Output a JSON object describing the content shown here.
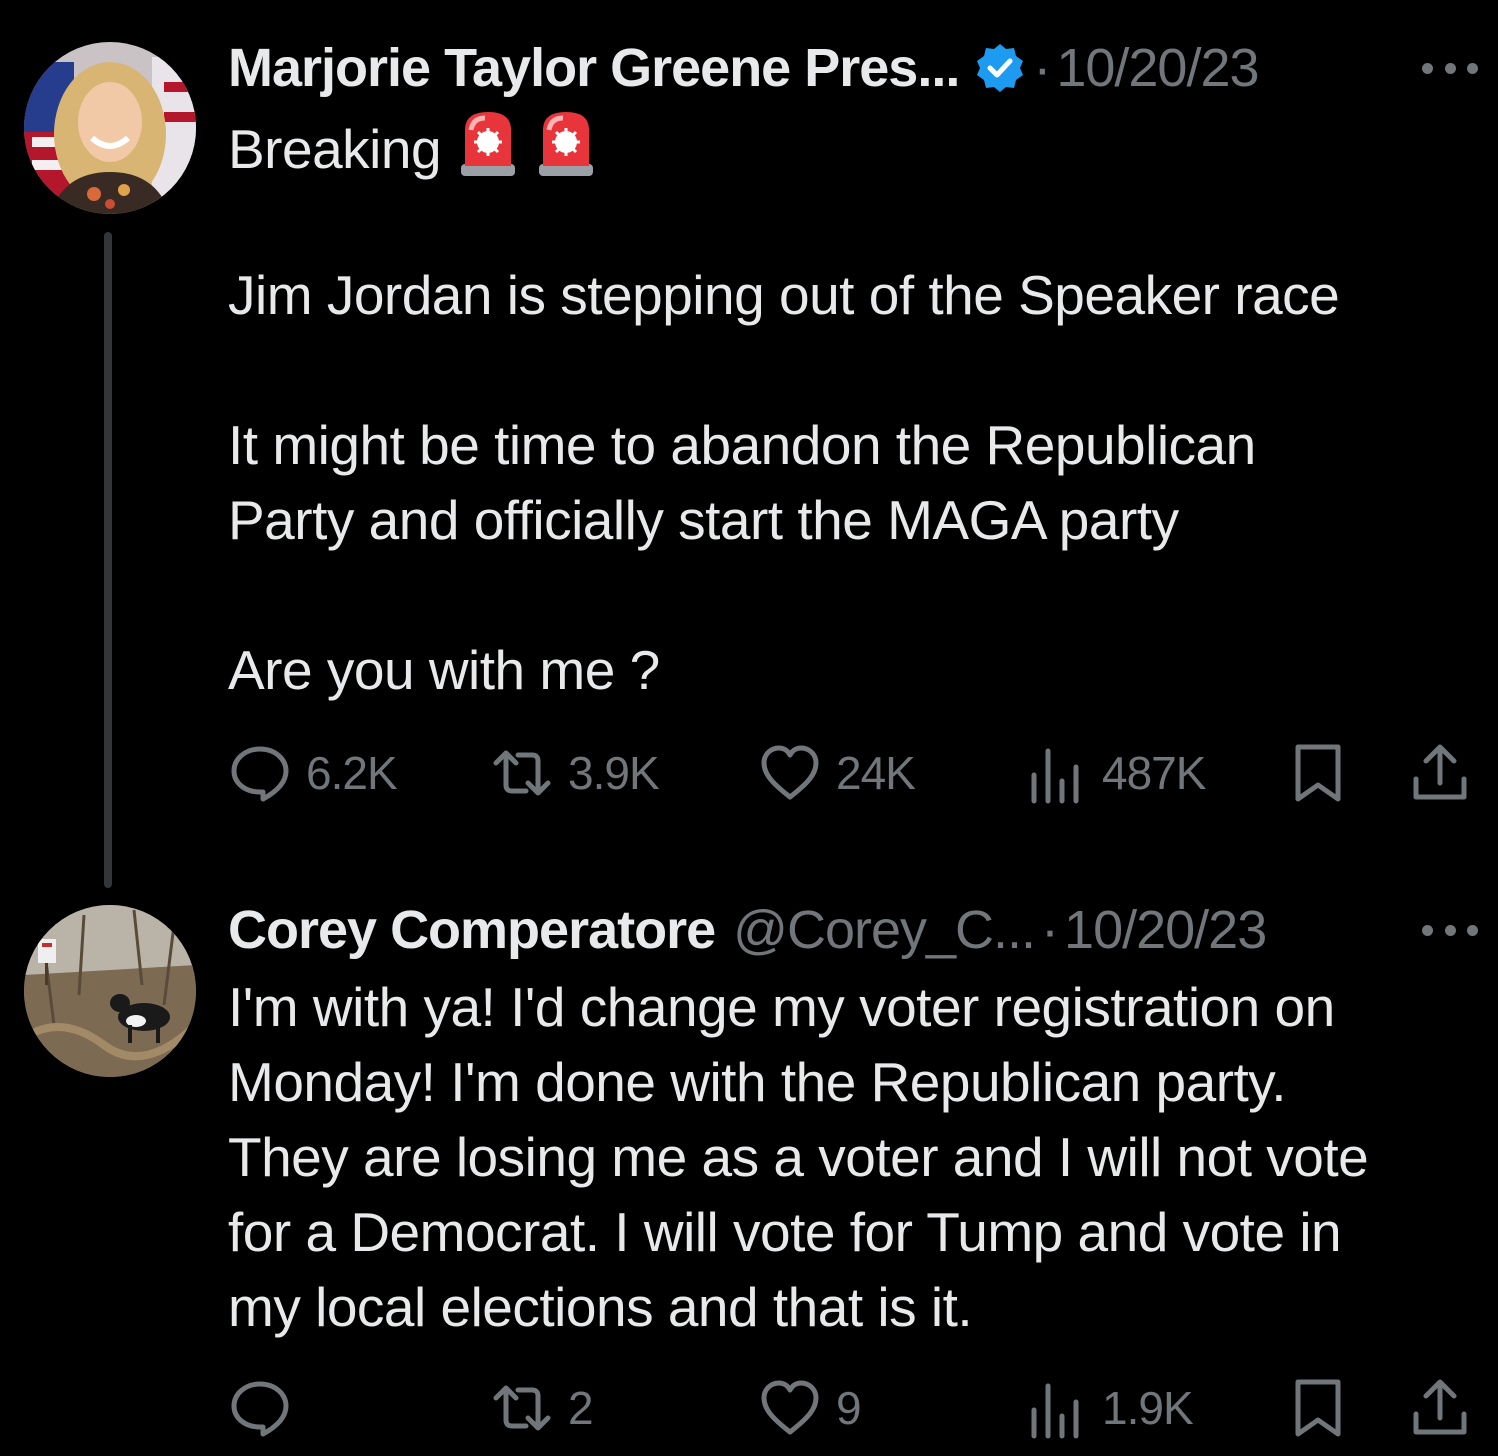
{
  "tweets": [
    {
      "display_name": "Marjorie Taylor Greene Pres...",
      "verified": true,
      "handle": "",
      "separator": "·",
      "date": "10/20/23",
      "lines": [
        "Breaking",
        "",
        "Jim Jordan is stepping out of the Speaker race",
        "",
        "It might be time to abandon the Republican",
        "Party and officially start the MAGA party",
        "",
        "Are you with me ?"
      ],
      "emoji": [
        "police-car-light",
        "police-car-light"
      ],
      "stats": {
        "replies": "6.2K",
        "retweets": "3.9K",
        "likes": "24K",
        "views": "487K"
      }
    },
    {
      "display_name": "Corey Comperatore",
      "verified": false,
      "handle": "@Corey_C...",
      "separator": "·",
      "date": "10/20/23",
      "lines": [
        "I'm with ya! I'd change my voter registration on",
        "Monday! I'm done with the Republican party.",
        "They are losing me as a voter and I will not vote",
        "for a Democrat. I will vote for Tump and vote in",
        "my local elections and that is it."
      ],
      "stats": {
        "replies": "",
        "retweets": "2",
        "likes": "9",
        "views": "1.9K"
      }
    }
  ],
  "icons": {
    "reply": "speech-bubble-icon",
    "retweet": "retweet-arrows-icon",
    "like": "heart-icon",
    "views": "bar-chart-icon",
    "bookmark": "bookmark-icon",
    "share": "share-upload-icon",
    "more": "more-dots-icon",
    "verified": "verified-badge-icon"
  },
  "colors": {
    "background": "#000000",
    "primary_text": "#e7e9ea",
    "secondary_text": "#71767b",
    "verified_blue": "#1d9bf0",
    "thread_line": "#333639"
  }
}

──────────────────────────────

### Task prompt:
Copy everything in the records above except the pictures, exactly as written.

### Solution to the problem:
Output a JSON object describing the content shown here.
{
  "tweets": [
    {
      "display_name": "Marjorie Taylor Greene Pres...",
      "verified": true,
      "handle": "",
      "separator": "·",
      "date": "10/20/23",
      "lines": [
        "Breaking",
        "",
        "Jim Jordan is stepping out of the Speaker race",
        "",
        "It might be time to abandon the Republican",
        "Party and officially start the MAGA party",
        "",
        "Are you with me ?"
      ],
      "emoji": [
        "police-car-light",
        "police-car-light"
      ],
      "stats": {
        "replies": "6.2K",
        "retweets": "3.9K",
        "likes": "24K",
        "views": "487K"
      }
    },
    {
      "display_name": "Corey Comperatore",
      "verified": false,
      "handle": "@Corey_C...",
      "separator": "·",
      "date": "10/20/23",
      "lines": [
        "I'm with ya! I'd change my voter registration on",
        "Monday! I'm done with the Republican party.",
        "They are losing me as a voter and I will not vote",
        "for a Democrat. I will vote for Tump and vote in",
        "my local elections and that is it."
      ],
      "stats": {
        "replies": "",
        "retweets": "2",
        "likes": "9",
        "views": "1.9K"
      }
    }
  ],
  "icons": {
    "reply": "speech-bubble-icon",
    "retweet": "retweet-arrows-icon",
    "like": "heart-icon",
    "views": "bar-chart-icon",
    "bookmark": "bookmark-icon",
    "share": "share-upload-icon",
    "more": "more-dots-icon",
    "verified": "verified-badge-icon"
  },
  "colors": {
    "background": "#000000",
    "primary_text": "#e7e9ea",
    "secondary_text": "#71767b",
    "verified_blue": "#1d9bf0",
    "thread_line": "#333639"
  }
}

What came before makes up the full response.